      • Fenfuramine
      • Phenteramine
      • Diethylpropion
      • Sibutramine
  • 20. Leptin
    • A hormone secreted by adipocytes in relation to lipid content
    • It is a peripheral signal to the hypothalamus of inadequate food intake but NOT of Satiety
    • Leptin deficiency causing obesity is VERY VERY RARE
    • Leptin therapy to Leptin sufficient adults is not very impressive in terms of weight loss
    • No studies in children are available
  • 21. Metformin
    • Stops hepatic glucose production
    • Reduces insulin resistance
    • Several studies have shown impressive weight reduction in dosages varying from 500 mg to 2 gm per day in children of 8 - 14 years
    • Side effects
      • Nausea, flatulence, bloating
      • Diarrhea, Vitamin B12 deficiency
      • Lactic Acidosis - Rare
  • 22.
    • Contraindications
      • Renal failure, creatinine > 1.4 mg/dl
      • CCF, cardiac and pulmonary insufficiency
      • Liver disease
    Metformin
  • 23. No medications are approved for use in children in routine clinical practice except Leptin in Leptin deficiency children
  • 24. Bariatric Surgery
    • Limited experience in children and adolescents

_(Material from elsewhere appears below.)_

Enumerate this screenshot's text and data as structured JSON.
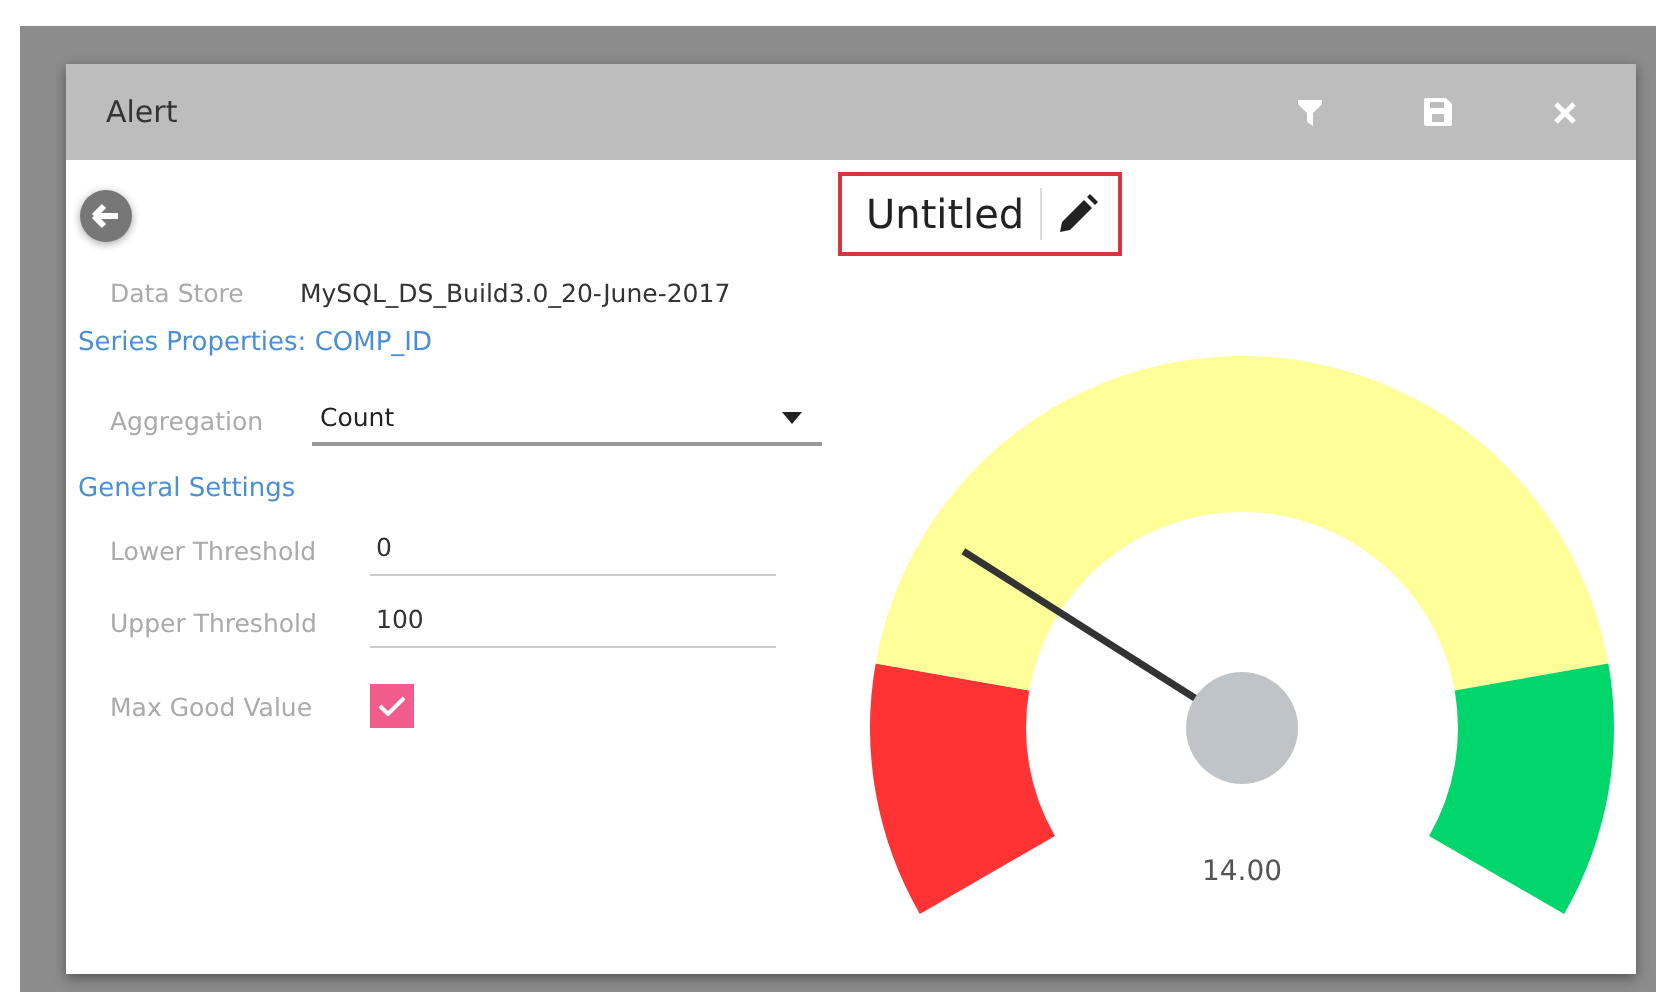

    • Balloons placed in the stomach are shown to be ineffective
    • Jejunoileal bypass is not done now due to high complication rate
    • Roux-en-Y gastric bypass (RYGB) is performed now
  • 25. RYGB
    • Post op complications are many (8.5%)
    • Post op mortality is 1.5%
    • In a recent study by Strauss - Adolescents were treated with bariatric surgery
      • 90% lost > 30 kgs and co morbid conditions improved
    • Complications include iron deficiency, folate deficiency, small bowel obstruction
  • 26.
    • This is the only treatment with evidence that it can induce sustained significant weight reduction in adolescents who have severe obesity
    • Can only be recommended to those with highest morbidity
    • As Strauss concluded: “Gastric bypass remains a last resort option for severely obese adolescents”
    Bariatric Surgery
  • 27.
    • Education and awareness programs for parents are required to prevent adolescent obesity
    • At risk individuals can be identified with BMI curve
    • The mainstay of treatment is diet, exercise and behaviour modification
    • At present no medicine is routinely used in clinical practice to prevent or treat obesity
    Take Home Message
  • 28. Concept – Dr. Duru Shah
    • Contributors
    • Dr. Suvarna Khadilkar
    • Dr. Vaman Khadilkar
    • Editors
    • Dr. Sangeeta Agrawal
    • Dr. Reena Wani
  • 29. We acknowledge the efforts of our :
    • Coordinators :
      • Dr. Sangeeta Agrawal - Central
      • Dr. Narendra Malhotra - North
      • Dr. Hema Divakar - South
      • Dr. P. C. Mahapatra - East
      • Dr. Uday Thanawala - West
    • In bringing the FOGSI YOUTH EXPRESS to your city.
  • 30. This Youth Express has been possible through an educational grant from
    • Charak Pharma Pvt. Ltd
    • CIPLA Ltd.
    • Emcure Pharmaceuticals Ltd
    • GlaxoSmithKline Pharmaceuticals Limited
    • Glenmark Pharmaceuticals Ltd.
    • Metropolis Health Services (India) Pvt.Ltd.
    • Organon India Ltd
    • Roche Pharmaceuticals Ltd.
    • Sandoz Private Limited
    • USV Limited
    • Wyeth Limited